(EXERCISE DETAILS):
Pick out each line in these entries that contains the string "placeholder".

(Element data from apps and pages):
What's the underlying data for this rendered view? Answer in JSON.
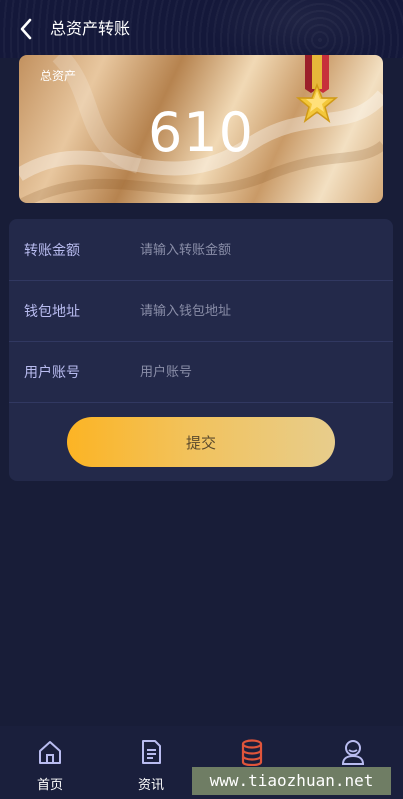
{
  "header": {
    "title": "总资产转账",
    "back_icon": "chevron-left-icon"
  },
  "asset_card": {
    "label": "总资产",
    "value": "610",
    "medal_icon": "medal-star-icon"
  },
  "form": {
    "fields": [
      {
        "label": "转账金额",
        "placeholder": "请输入转账金额",
        "value": ""
      },
      {
        "label": "钱包地址",
        "placeholder": "请输入钱包地址",
        "value": ""
      },
      {
        "label": "用户账号",
        "placeholder": "用户账号",
        "value": ""
      }
    ],
    "submit_label": "提交"
  },
  "tabbar": {
    "items": [
      {
        "label": "首页",
        "icon": "home-icon"
      },
      {
        "label": "资讯",
        "icon": "document-icon"
      },
      {
        "label": "",
        "icon": "coins-icon"
      },
      {
        "label": "",
        "icon": "user-icon"
      }
    ]
  },
  "watermark": "www.tiaozhuan.net",
  "colors": {
    "background": "#181d38",
    "card": "#23294a",
    "accent_start": "#fcb424",
    "accent_end": "#e7cd8c",
    "label": "#b9bcf0",
    "coins_icon": "#e0553b"
  }
}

(OUTPUT FOR THIS EXERCISE):
        "placeholder": "请输入转账金额",
        "placeholder": "请输入钱包地址",
        "placeholder": "用户账号",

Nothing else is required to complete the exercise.